slowly began to increase in speed and decrease in pitch...until ever
-so-slowly, it began to become more manageable.
Five pallets of cargo, a combined total of approximately 20,000 lb.,
had shifted aft two positions, damaging several stringers and knocking
6 x 5 inch hole in the fuselage skin. By pulling back the power, the
Captain was able to pitch down slightly, enough for [the Flight Engineer
and me] to move one heavy pallet forward and tie it into place. With
a shallow descent and a straight-in approach, the Captain was able to
Crew coordination was exemplary during this crisis. At one point I thought
we might not be able to regain control of the aircraft. I would like
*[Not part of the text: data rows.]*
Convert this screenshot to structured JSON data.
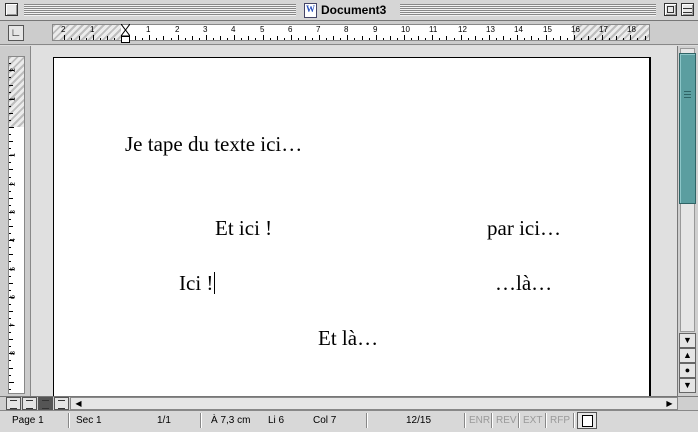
{
  "window": {
    "title": "Document3"
  },
  "ruler": {
    "numbers": [
      "2",
      "1",
      "1",
      "2",
      "3",
      "4",
      "5",
      "6",
      "7",
      "8",
      "9",
      "10",
      "11",
      "12",
      "13",
      "14",
      "15",
      "16",
      "17",
      "18"
    ]
  },
  "vruler": {
    "numbers": [
      "2",
      "1",
      "1",
      "2",
      "3",
      "4",
      "5",
      "6",
      "7",
      "8"
    ]
  },
  "document": {
    "lines": [
      {
        "text": "Je tape du texte ici…"
      },
      {
        "text": "Et ici !"
      },
      {
        "text": "par ici…"
      },
      {
        "text": "Ici !"
      },
      {
        "text": "…là…"
      },
      {
        "text": "Et là…"
      }
    ]
  },
  "icons": {
    "close": "close-box-icon",
    "zoom": "zoom-box-icon",
    "collapse": "collapse-box-icon",
    "doc": "word-document-icon",
    "tab": "left-tab-icon"
  },
  "scroll": {
    "up": "▲",
    "down": "▼",
    "prev_page": "⇞",
    "browse": "●",
    "next_page": "⇟",
    "left": "◀",
    "right": "▶"
  },
  "status": {
    "page": "Page 1",
    "section": "Sec 1",
    "pages": "1/1",
    "at": "À 7,3 cm",
    "line": "Li 6",
    "col": "Col 7",
    "words": "12/15",
    "enr": "ENR",
    "rev": "REV",
    "ext": "EXT",
    "rfp": "RFP"
  },
  "colors": {
    "scroll_thumb": "#5b9ea0",
    "chrome": "#d6d6d6"
  }
}
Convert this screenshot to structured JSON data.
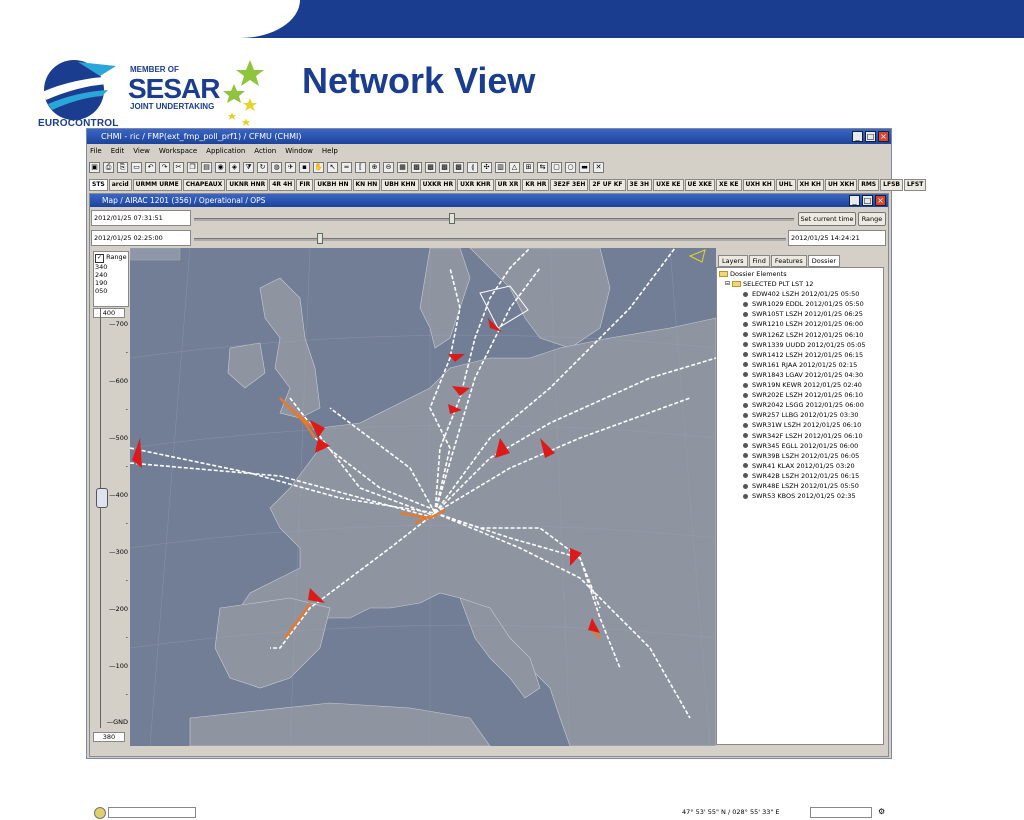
{
  "slide": {
    "title": "Network View",
    "eurocontrol_label": "EUROCONTROL",
    "sesar": {
      "line1": "MEMBER OF",
      "line2": "SESAR",
      "line3": "JOINT UNDERTAKING"
    }
  },
  "window": {
    "title": "CHMI - ric / FMP(ext_fmp_poll_prf1) / CFMU (CHMI)",
    "menu": [
      "File",
      "Edit",
      "View",
      "Workspace",
      "Application",
      "Action",
      "Window",
      "Help"
    ]
  },
  "tabs": [
    "STS",
    "arcid",
    "URMM URME",
    "CHAPEAUX",
    "UKNR HNR",
    "4R 4H",
    "FIR",
    "UKBH HN",
    "KN HN",
    "UBH KHN",
    "UXKR HR",
    "UXR KHR",
    "UR XR",
    "KR HR",
    "3E2F 3EH",
    "2F UF KF",
    "3E 3H",
    "UXE KE",
    "UE XKE",
    "XE KE",
    "UXH KH",
    "UHL",
    "XH KH",
    "UH XKH",
    "RMS",
    "LFSB",
    "LFST"
  ],
  "active_tab": "STS",
  "map_window": {
    "title": "Map / AIRAC 1201 (356) / Operational / OPS",
    "time_top": "2012/01/25 07:31:51",
    "time_bottom_left": "2012/01/25 02:25:00",
    "time_bottom_right": "2012/01/25 14:24:21",
    "set_time_label": "Set current time",
    "range_label": "Range",
    "slider_top_fraction": 0.43,
    "slider_bottom_fraction": 0.21
  },
  "left_panel": {
    "range_checkbox_label": "Range",
    "range_values": [
      "340",
      "240",
      "190",
      "050"
    ],
    "upper_value": "400",
    "lower_value": "380",
    "altitude_labels": [
      "—700",
      "-",
      "—600",
      "-",
      "—500",
      "-",
      "—400",
      "-",
      "—300",
      "-",
      "—200",
      "-",
      "—100",
      "-",
      "—GND"
    ]
  },
  "right_panel": {
    "tabs": [
      "Layers",
      "Find",
      "Features",
      "Dossier"
    ],
    "active_tab": "Dossier",
    "root": "Dossier Elements",
    "group": "SELECTED PLT LST 12",
    "flights": [
      "EDW402 LSZH 2012/01/25 05:50",
      "SWR1029 EDDL 2012/01/25 05:50",
      "SWR105T LSZH 2012/01/25 06:25",
      "SWR1210 LSZH 2012/01/25 06:00",
      "SWR126Z LSZH 2012/01/25 06:10",
      "SWR1339 UUDD 2012/01/25 05:05",
      "SWR1412 LSZH 2012/01/25 06:15",
      "SWR161 RJAA 2012/01/25 02:15",
      "SWR1843 LGAV 2012/01/25 04:30",
      "SWR19N KEWR 2012/01/25 02:40",
      "SWR202E LSZH 2012/01/25 06:10",
      "SWR2042 LSGG 2012/01/25 06:00",
      "SWR257 LLBG 2012/01/25 03:30",
      "SWR31W LSZH 2012/01/25 06:10",
      "SWR342F LSZH 2012/01/25 06:10",
      "SWR345 EGLL 2012/01/25 06:00",
      "SWR39B LSZH 2012/01/25 06:05",
      "SWR41 KLAX 2012/01/25 03:20",
      "SWR42B LSZH 2012/01/25 06:15",
      "SWR48E LSZH 2012/01/25 05:50",
      "SWR53 KBOS 2012/01/25 02:35"
    ]
  },
  "status": {
    "coordinates": "47° 53' 55\" N / 028° 55' 33\" E"
  },
  "colors": {
    "brand_blue": "#1a3d8f",
    "map_sea": "#727e96",
    "map_land": "#8f95a0",
    "track_white": "#ffffff",
    "track_orange": "#e8782c",
    "arrow_red": "#dd1a1a"
  }
}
to thank the crew for their diligent efforts. We were able to avert
a critical situation, due solely to improper cargo loading and securing.
Flight safety truly is a matter
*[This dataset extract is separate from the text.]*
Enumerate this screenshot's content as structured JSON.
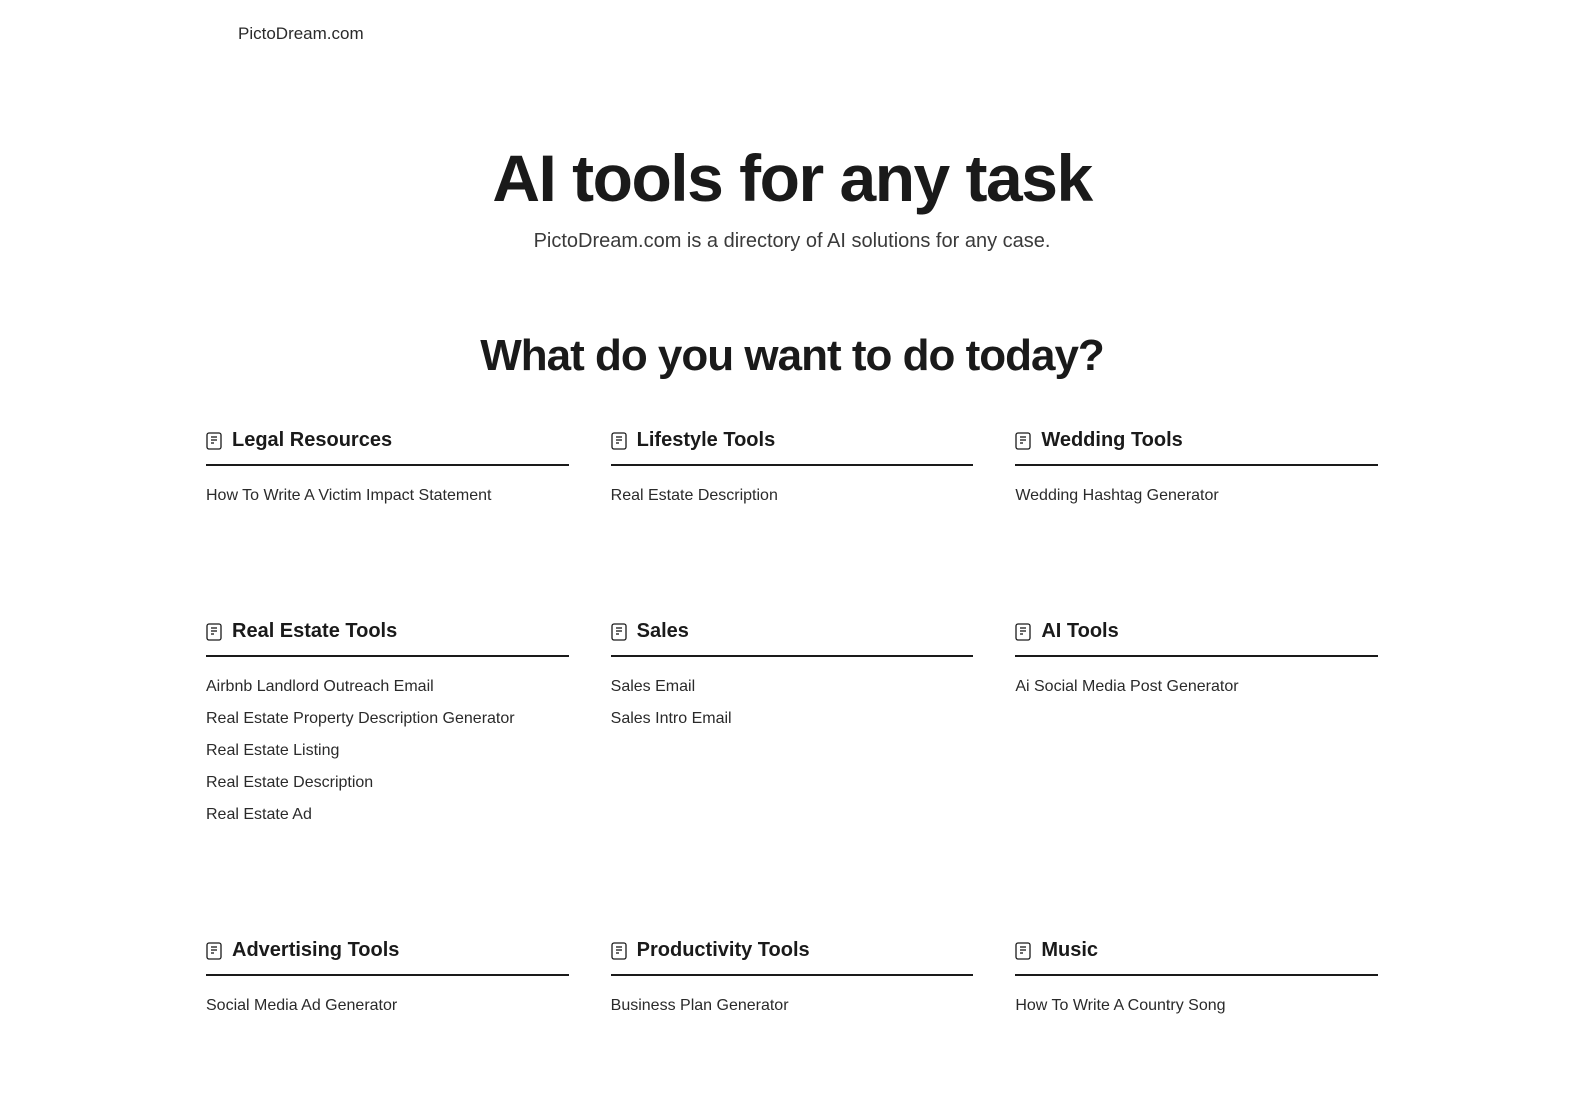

of teamwork, requiring both flight crew and ground crew to be well-trained
and conscientious in their respective areas of specialty.
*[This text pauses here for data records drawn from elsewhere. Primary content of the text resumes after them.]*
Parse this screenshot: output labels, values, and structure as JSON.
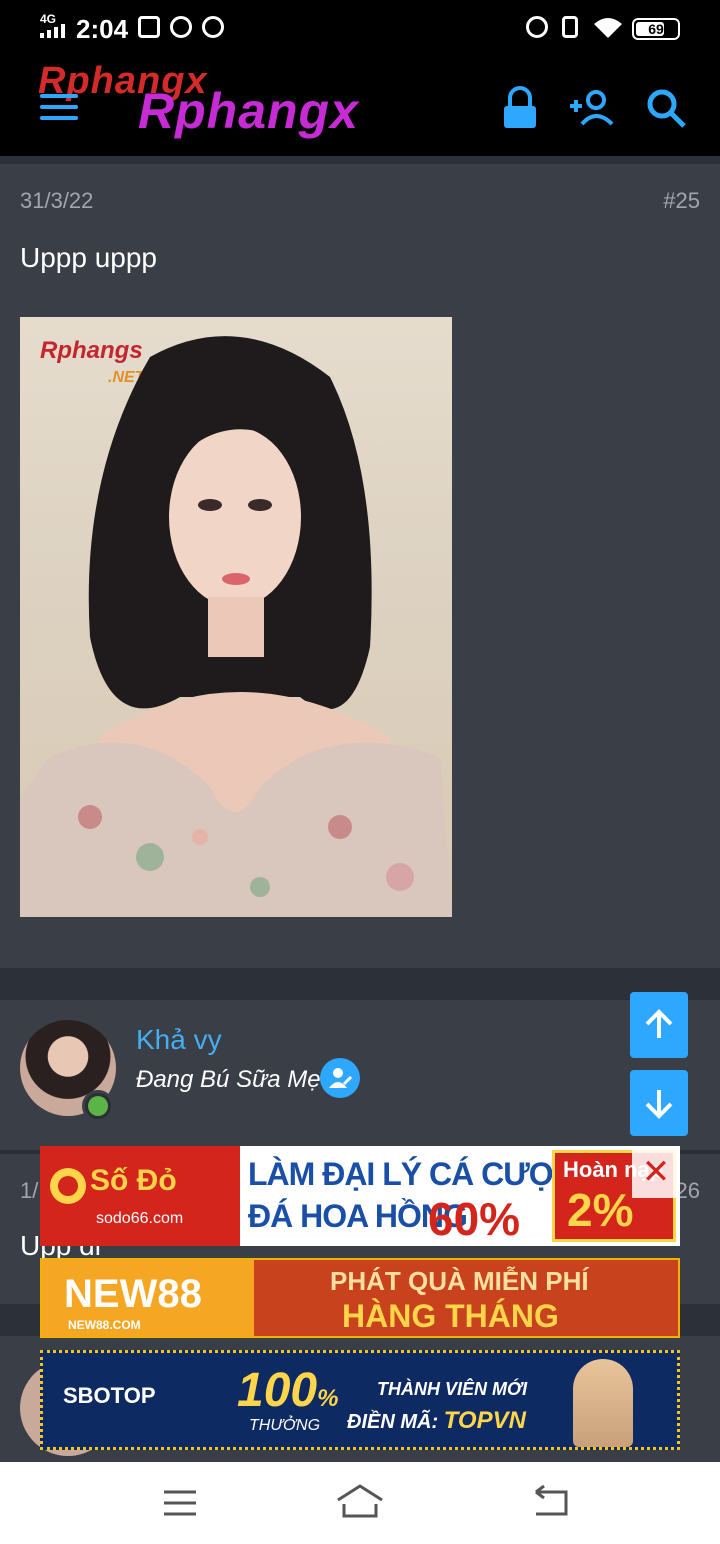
{
  "status_bar": {
    "network": "4G",
    "time": "2:04",
    "battery": "69"
  },
  "header": {
    "logo_text": "Rphangx",
    "icons": [
      "menu-icon",
      "lock-icon",
      "add-user-icon",
      "search-icon"
    ]
  },
  "post": {
    "date": "31/3/22",
    "number": "#25",
    "text": "Uppp uppp",
    "image_watermark": "Rphangs",
    "image_watermark_sub": ".NET"
  },
  "next_post": {
    "author": "Khả vy",
    "author_title": "Đang Bú Sữa Mẹ",
    "date": "1/",
    "number": "26",
    "text": "Upp đi"
  },
  "ads": {
    "ad1": {
      "brand": "Số Đỏ",
      "domain": "sodo66.com",
      "line1": "LÀM ĐẠI LÝ CÁ CƯỢC BÓNG",
      "line2": "ĐÁ HOA HỒNG",
      "percent": "60%",
      "promo_label": "Hoàn nạp",
      "promo_value": "2%"
    },
    "ad2": {
      "brand": "NEW88",
      "domain": "NEW88.COM",
      "line1": "PHÁT QUÀ MIỄN PHÍ",
      "line2": "HÀNG THÁNG"
    },
    "ad3": {
      "brand": "SBOTOP",
      "percent": "100",
      "percent_sign": "%",
      "sub": "THƯỞNG",
      "line1": "THÀNH VIÊN MỚI",
      "line2_prefix": "ĐIỀN MÃ:",
      "code": "TOPVN"
    }
  },
  "colors": {
    "background": "#3a3e47",
    "accent": "#2ea8ff",
    "username": "#44aef0",
    "online": "#5cb346"
  }
}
and Battery of the Wind"
An air carrier Captain tells
a harrowing tale of an encounter with wind shear, and extends thanks to
quite a cast of behind-the-scenes actors:
- We performed
a normal takeoff. At approximately 800 feet AGL, our airspeed dropped
rapidly. At the same time, the wind shear warning activated. I put my
hand on the First Officer's hand and together we pushed the throttles
all the way to the stops. Even with the engines giving us everything
they were capable of, our airspeed hung at V2 plus 5 knots. We used
our available energy to arrest the descent, and then evidently burst
clear of the wind shear. The encounter lasted maybe 20-30 seconds. The
remainder of the flight was uneventful.
The Flight Attendant did tell me she heard the wind shear warning from
her jumpseat, and she thanked me for getting us out of the wind shear.
It was not me that saved us. It was our team working together.
I am pleased with the training we have received on wind shear. I want
to thank [everyone] who came up with the wind shear guidance equipment
and the procedures to use it. I want to thank our ground instructors
for teaching us and simulator instructors for testing us and refining
our technique. It works.
Encounters... Of the Political Kind
the Captain and I got into a political discussion. It developed into
a noisy argument, without our being aware of it until the Flight Attendant
[FA] came into the cockpit and sat down quietly in the jumpseat. It
was probably because our bickering was audible through the door and
was becoming a concern to the First Class passengers. I am thankful
to the FA for being proactive in diffusing the situation.
Kudos to the Flight Attendant
for getting into the Crew Resource Management loop. Now that national
and local elections are past, we expect not to see reports like this one
for a while.
Last month we reported on how
an insect nest in a fuel tank vent caused the implosion of the fuel tank.
Here, we look at a case of malfunctioning instruments caused by the human
touch. The Captain of a corporate jet reports:
- During takeoff
roll, passing through 100 knots, airspeed difference was noted between
Captain's and First Officer's airspeed indicators. As airspeed increased,
the difference between the two systems became larger. As the ADC [Air
Data Computer] sensed the airspeed difference, the ADC miscompare alert
illuminated, the yaw damper inop alert illuminated, the yaw damper disengaged,
the elevator trim inop alert illuminated, and the elevator trim disengaged,
along with the autothrottles disengaging. With all these cautions and
their associated chimes, there was a great deal of activity, including
IMC almost immediately after takeoff.
The SID calls for level-off at 2000 feet and 200 knots airspeed. Well,
we missed both of those. The airspeed difference remained for approximately
20 minutes, then went away, restoring all systems.
Cause: the aircraft had been waxed the day before, and burned wax residue
was found in the Captain's pitot tube on postflight.
Meticulous pre-flights are
as important after a wash-and-wax job as after maintenance work.
Recently Issued Alerts On.
generator failure on a B-747
of a radar control indicator at a Texas TRACON
hydraulic fluid leak into a B-757 engine pylon
traffic conflict with hang gliders on a California arrival
potential stall on approach attributed to a false GPWS
1996 Report Intake